Testing shows the following values are showing up to the CompositeFont constructor:

Java 11:
CompositeFont.component{File}Names start withs "/usr/share/fonts/TTF/DejaVuSans.ttf" and "DejaVu Sans"

Java 16:
CompositeFont.component{File}Names start withs "/usr/share/fonts/TTF/DejaVuSans.ttf" and "DejaVu Sans Book"
CompositeFont.java:296 - componentNames[slot]="DejaVu Sans Book" while name="DejaVu Sans"

This appears to be caused by JDK-8219901, which uses the full names rather than the family names of fonts.

REGRESSION : Last worked in version 11

Set DejaVu as the default system font on Linux - this is the default with ArchLinux and KDE.

Text should render using the selected default system font.
The characters are rendered using two different versions of the system fault: <CAPTURE2.PNG><ATTACHED>
---------- BEGIN SOURCE ----------
import javax.swing.*;

class Scratch {
    public static void main(String[] args) {
        JFrame frame = new JFrame("Hello World");
        frame.setContentPane(new JTextArea("Testing 1234 test abc123"));
---------- END SOURCE ----------

FREQUENCY : always

My recommendation to anyone encountering this is to take it up with the maintainer of fontconfig

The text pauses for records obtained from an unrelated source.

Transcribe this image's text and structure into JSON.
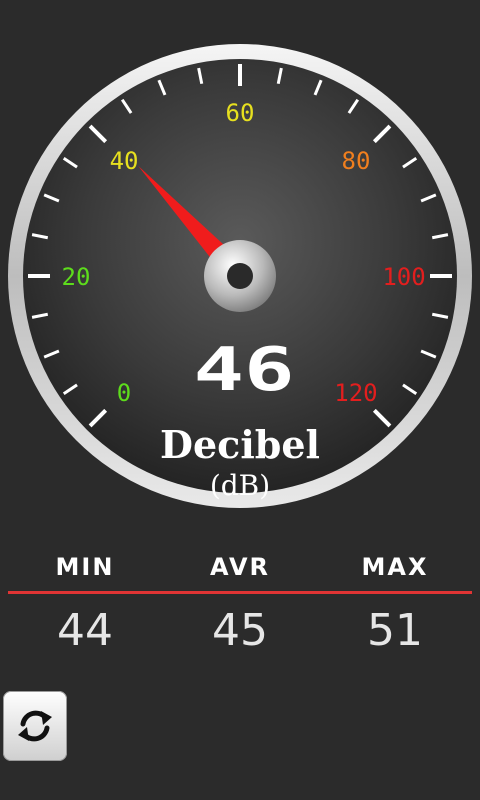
{
  "gauge": {
    "reading": 46,
    "reading_label": "46",
    "min_scale": 0,
    "max_scale": 120,
    "needle_value": 41,
    "unit_name": "Decibel",
    "unit_symbol": "(dB)",
    "scale_labels": [
      {
        "text": "0",
        "value": 0,
        "color": "#5ddc1c"
      },
      {
        "text": "20",
        "value": 20,
        "color": "#5ddc1c"
      },
      {
        "text": "40",
        "value": 40,
        "color": "#e7e01f"
      },
      {
        "text": "60",
        "value": 60,
        "color": "#e7e01f"
      },
      {
        "text": "80",
        "value": 80,
        "color": "#f07f1e"
      },
      {
        "text": "100",
        "value": 100,
        "color": "#e31e1e"
      },
      {
        "text": "120",
        "value": 120,
        "color": "#e31e1e"
      }
    ],
    "needle_color": "#f01c1c"
  },
  "stats": {
    "min_label": "MIN",
    "avr_label": "AVR",
    "max_label": "MAX",
    "min_value": "44",
    "avr_value": "45",
    "max_value": "51"
  },
  "colors": {
    "background": "#2b2b2b",
    "divider": "#e03434"
  },
  "controls": {
    "refresh_icon": "refresh-icon"
  }
}
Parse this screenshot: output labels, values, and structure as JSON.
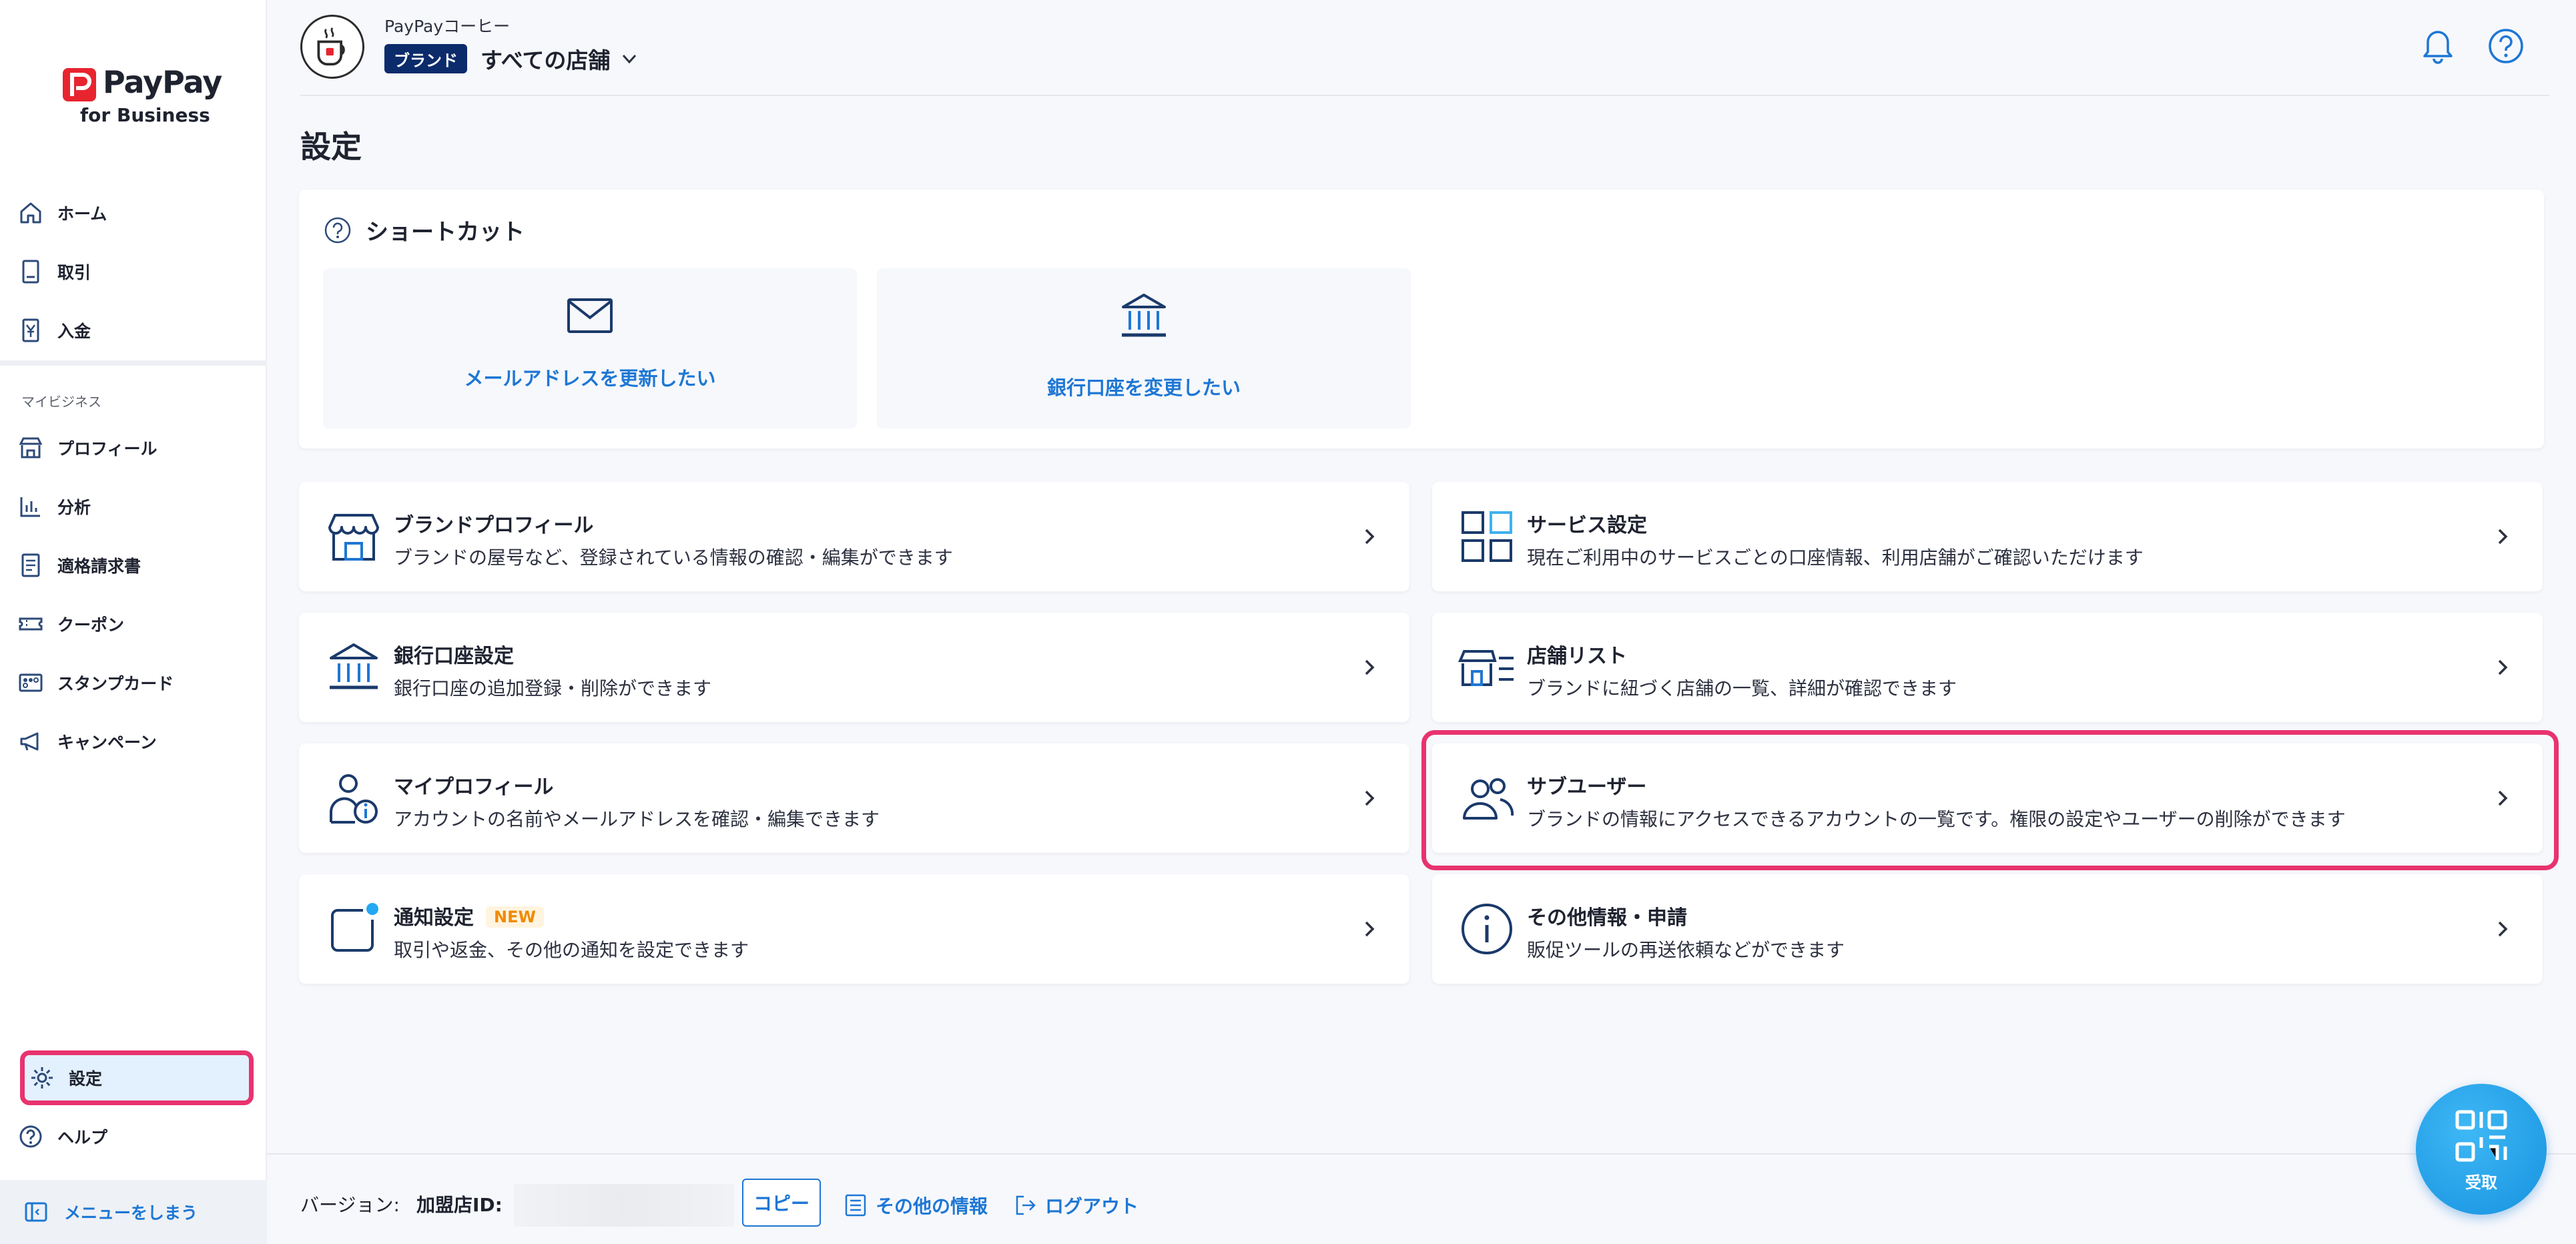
{
  "app": {
    "logo_text": "PayPay",
    "logo_sub": "for Business"
  },
  "sidebar": {
    "top_items": [
      {
        "label": "ホーム",
        "icon": "home-icon"
      },
      {
        "label": "取引",
        "icon": "receipt-icon"
      },
      {
        "label": "入金",
        "icon": "deposit-icon"
      }
    ],
    "section_label": "マイビジネス",
    "business_items": [
      {
        "label": "プロフィール",
        "icon": "storefront-icon"
      },
      {
        "label": "分析",
        "icon": "chart-icon"
      },
      {
        "label": "適格請求書",
        "icon": "invoice-icon"
      },
      {
        "label": "クーポン",
        "icon": "coupon-icon"
      },
      {
        "label": "スタンプカード",
        "icon": "stamp-card-icon"
      },
      {
        "label": "キャンペーン",
        "icon": "megaphone-icon"
      }
    ],
    "settings_label": "設定",
    "help_label": "ヘルプ",
    "collapse_label": "メニューをしまう"
  },
  "header": {
    "store_name": "PayPayコーヒー",
    "brand_badge": "ブランド",
    "store_select": "すべての店舗"
  },
  "page": {
    "title": "設定"
  },
  "shortcuts": {
    "title": "ショートカット",
    "items": [
      {
        "label": "メールアドレスを更新したい",
        "icon": "mail-icon"
      },
      {
        "label": "銀行口座を変更したい",
        "icon": "bank-icon"
      }
    ]
  },
  "cards": [
    {
      "title": "ブランドプロフィール",
      "desc": "ブランドの屋号など、登録されている情報の確認・編集ができます",
      "icon": "storefront-icon"
    },
    {
      "title": "サービス設定",
      "desc": "現在ご利用中のサービスごとの口座情報、利用店舗がご確認いただけます",
      "icon": "grid-icon"
    },
    {
      "title": "銀行口座設定",
      "desc": "銀行口座の追加登録・削除ができます",
      "icon": "bank-icon"
    },
    {
      "title": "店舗リスト",
      "desc": "ブランドに紐づく店舗の一覧、詳細が確認できます",
      "icon": "store-list-icon"
    },
    {
      "title": "マイプロフィール",
      "desc": "アカウントの名前やメールアドレスを確認・編集できます",
      "icon": "user-info-icon"
    },
    {
      "title": "サブユーザー",
      "desc": "ブランドの情報にアクセスできるアカウントの一覧です。権限の設定やユーザーの削除ができます",
      "icon": "users-icon"
    },
    {
      "title": "通知設定",
      "desc": "取引や返金、その他の通知を設定できます",
      "icon": "notification-icon",
      "badge": "NEW"
    },
    {
      "title": "その他情報・申請",
      "desc": "販促ツールの再送依頼などができます",
      "icon": "info-icon"
    }
  ],
  "footer": {
    "version_label": "バージョン:",
    "merchant_id_label": "加盟店ID:",
    "copy_label": "コピー",
    "other_info_label": "その他の情報",
    "logout_label": "ログアウト"
  },
  "fab": {
    "label": "受取"
  },
  "colors": {
    "accent": "#1e77d4",
    "brand_red": "#e8242f",
    "highlight": "#e8336e",
    "badge_navy": "#0b2b6b"
  }
}
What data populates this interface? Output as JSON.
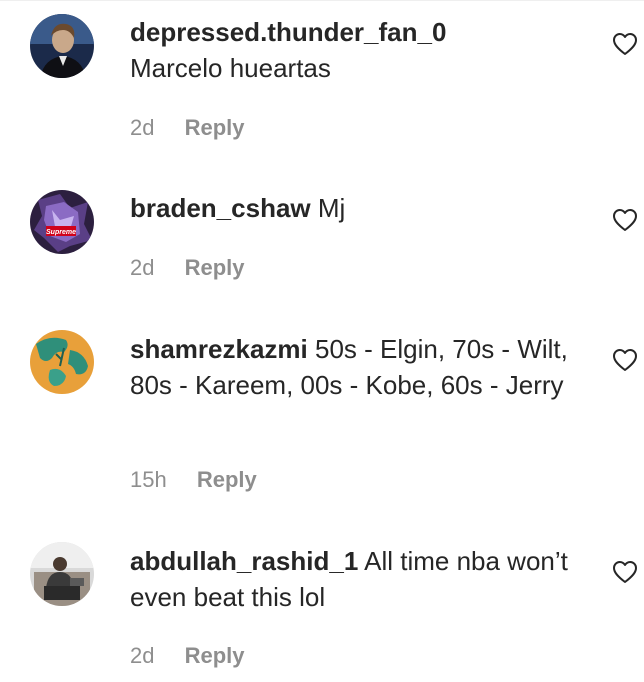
{
  "comments": [
    {
      "username": "depressed.thunder_fan_0",
      "text": "Marcelo hueartas",
      "time": "2d",
      "reply_label": "Reply",
      "avatar_icon": "profile-photo-man-portrait",
      "avatar_colors": [
        "#1b2a4a",
        "#c9a88a"
      ]
    },
    {
      "username": "braden_cshaw",
      "text": "Mj",
      "time": "2d",
      "reply_label": "Reply",
      "avatar_icon": "profile-photo-purple-supreme-graphic",
      "avatar_badge": "Supreme",
      "avatar_colors": [
        "#2c1f3f",
        "#8b6bc4",
        "#d0021b"
      ]
    },
    {
      "username": "shamrezkazmi",
      "text": "50s - Elgin, 70s - Wilt, 80s - Kareem, 00s - Kobe, 60s - Jerry",
      "time": "15h",
      "reply_label": "Reply",
      "avatar_icon": "profile-photo-teal-on-orange",
      "avatar_colors": [
        "#e8a03a",
        "#2f8f7a"
      ]
    },
    {
      "username": "abdullah_rashid_1",
      "text": "All time nba won’t even beat this lol",
      "time": "2d",
      "reply_label": "Reply",
      "avatar_icon": "profile-photo-person-seated",
      "avatar_colors": [
        "#d9d9d9",
        "#3a3a3a"
      ]
    }
  ],
  "like_icon": "heart-outline-icon"
}
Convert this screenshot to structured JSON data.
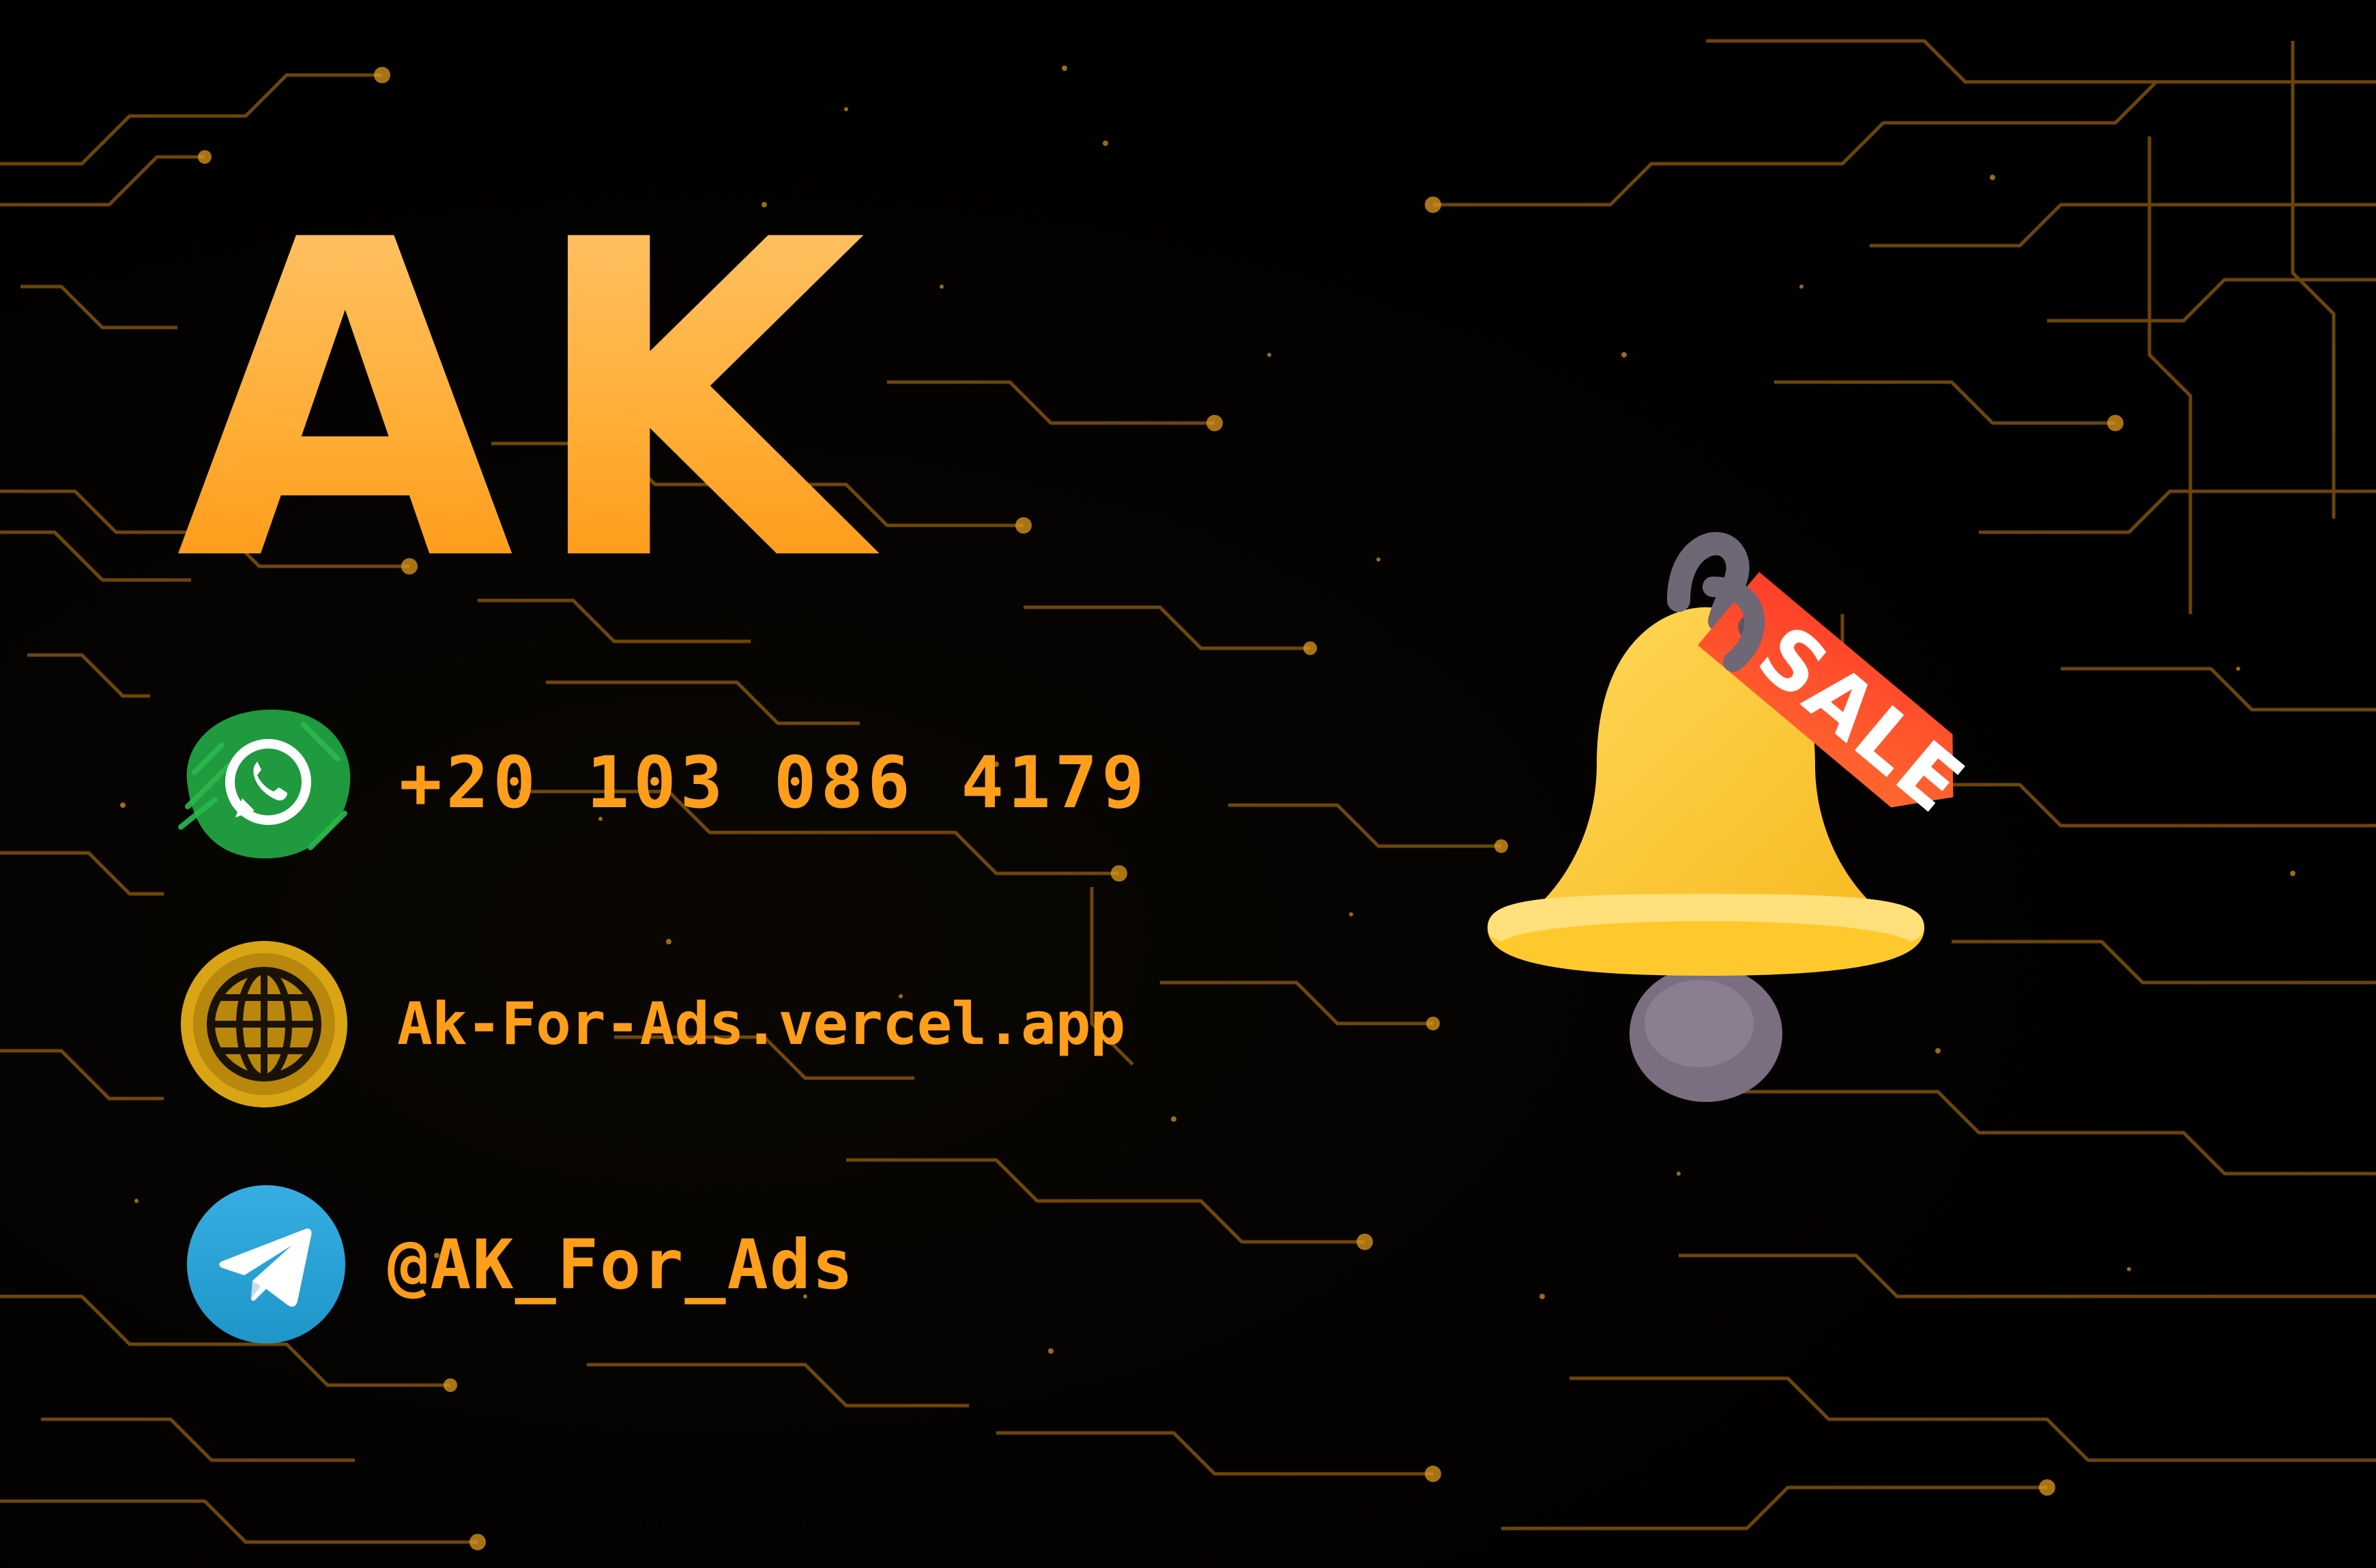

Not getting very far with that fontconfig bug submission. It should be a simple reversion but for reasons that make no sense I am getting push back. And on top of that now this fontconfig bug is in the wild. It seems that for any font that is of "regular" style / weight we can't trust the name returned by fontconfig We stash that name in the fontconfig.properties file and we also use it to enumerate fonts on the system. Putting in checks "after the fact" could be quite a whack-a-mole and probably too late .. if we already reported to the app there's a font called "Deja Vu Sans Book" but there isn't really. We could try to perpetuate the lie .. Or we add new code so that every case that we think *might* be affected, we up-front open the font file and check what the real name is and change it before it propagates.

I submitted fontconfig bug https://gitlab.freedesktop.org/fontconfig/fontconfig/-/issues/277

> as a result of the subfamily font-config is producing the full name "DejaVu Sans Book". That seems like it is a bug in fontconfig. I've downloaded this font (the latest version) and the full name is "DejaVu Sans". Nowhere in the font can find the string "DejaVu Sans Book". "book" appears solely on its own as the SubFamily name. The OpenType spec agrees it is common for the full name to be the concatenation of family + sub-family but nothing says that it must be or provides for an API to mislead the client. I found this https://gitlab.freedesktop.org/fontconfig/fontconfig/-/merge_requests/82 And this code in fcfopentype.c if (FcStrCmpIgnoreBlanksAndCase(style, (const FcChar8 *) "Regular") != 0) { FcStrBufChar (&sbuf, ' '); FcStrBufString (&sbuf, style); } and originally I think pushed here https://gitlab.freedesktop.org/fontconfig/fontconfig/-/merge_requests/82/diffs?commit_id=49ee062f8df74cb134224c903a25cc7594da3ceb So the irony is somewhat that I think the assumption is that the "Regular" font will always have "Regular" as the style string and by (1) not using the fullname which might have it and (2) skipping the case where the font style is regular, that the full name of the regular font ends up as the same as the family.